## Exercise details
Filter the listing below down to the lines containing the word "from".

## Data records

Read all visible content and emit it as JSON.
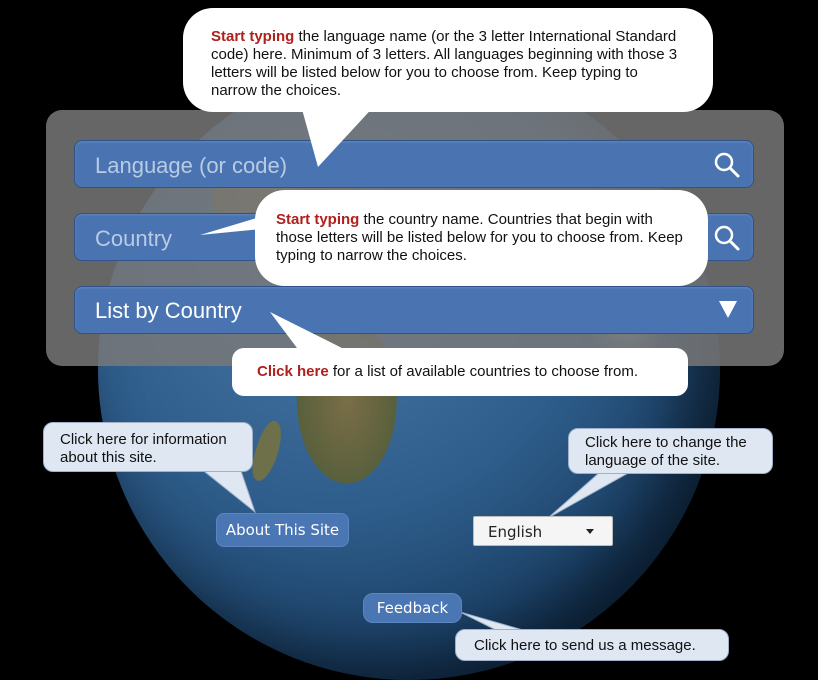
{
  "search": {
    "language_placeholder": "Language (or code)",
    "country_placeholder": "Country",
    "list_by_country": "List by Country"
  },
  "tips": {
    "language": {
      "bold": "Start typing",
      "text": " the language name (or the 3 letter International Standard code) here. Minimum of 3 letters. All languages beginning with those 3 letters will be listed below for you to choose from. Keep typing to narrow the choices."
    },
    "country": {
      "bold": "Start typing",
      "text": " the country name. Countries that begin with those letters will be listed below for you to choose from. Keep typing to narrow the choices."
    },
    "list": {
      "bold": "Click here",
      "text": " for a list of available countries to choose from."
    },
    "about": "Click here for information about this site.",
    "site_language": "Click here to change the language of the site.",
    "feedback": "Click here to send us a message."
  },
  "buttons": {
    "about": "About This Site",
    "feedback": "Feedback"
  },
  "language_select": {
    "selected": "English"
  },
  "colors": {
    "field_blue": "#4a74b1",
    "highlight_red": "#b0201c"
  },
  "icons": [
    "search-icon",
    "dropdown-triangle-icon",
    "caret-down-icon"
  ]
}
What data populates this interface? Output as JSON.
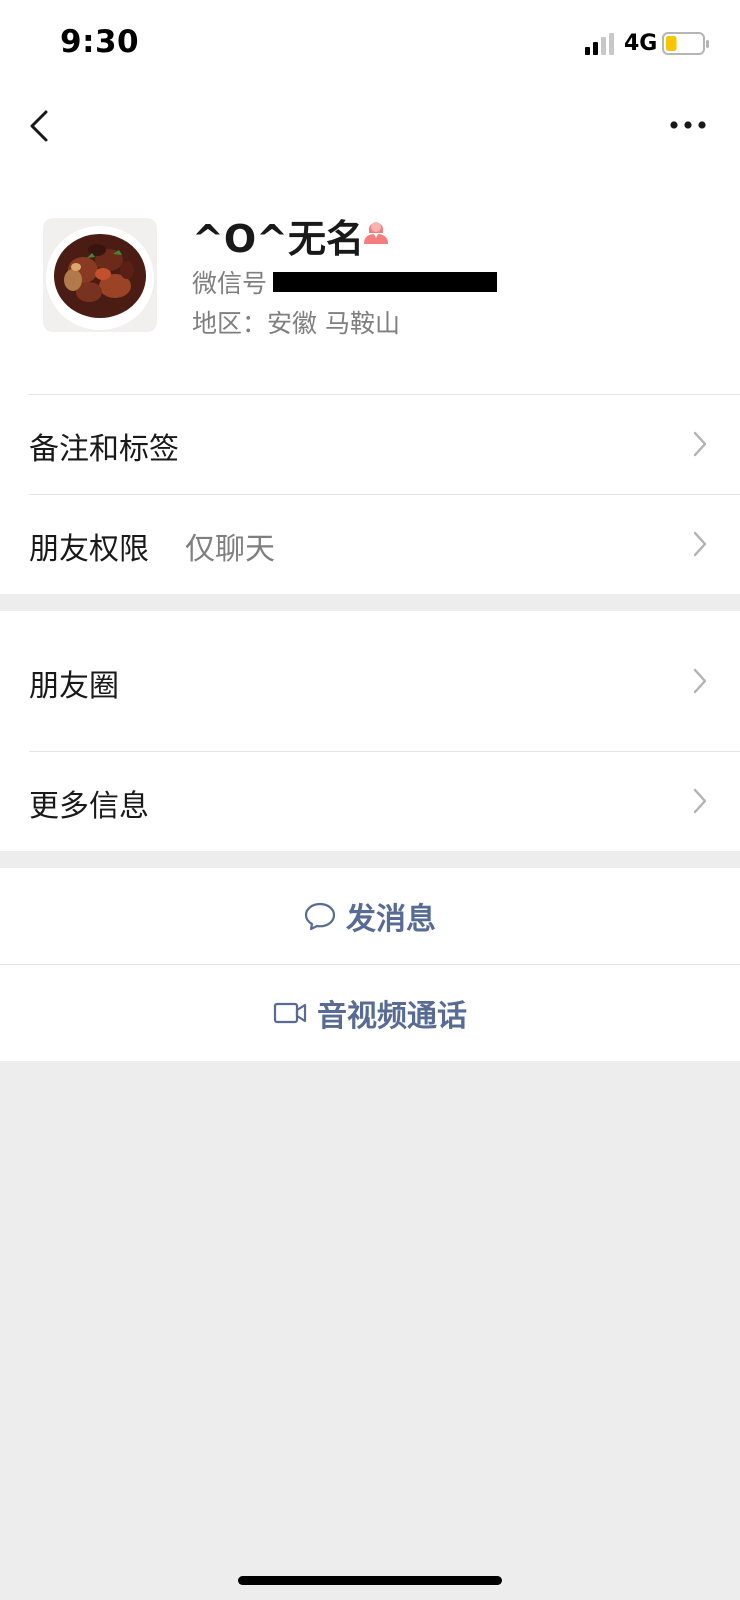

## Answer
      "text": " the language name (or the 3 letter International Standard code) here. Minimum of 3 letters. All languages beginning with those 3 letters will be listed below for you to choose from. Keep typing to narrow the choices."
      "text": " the country name. Countries that begin with those letters will be listed below for you to choose from. Keep typing to narrow the choices."
      "text": " for a list of available countries to choose from."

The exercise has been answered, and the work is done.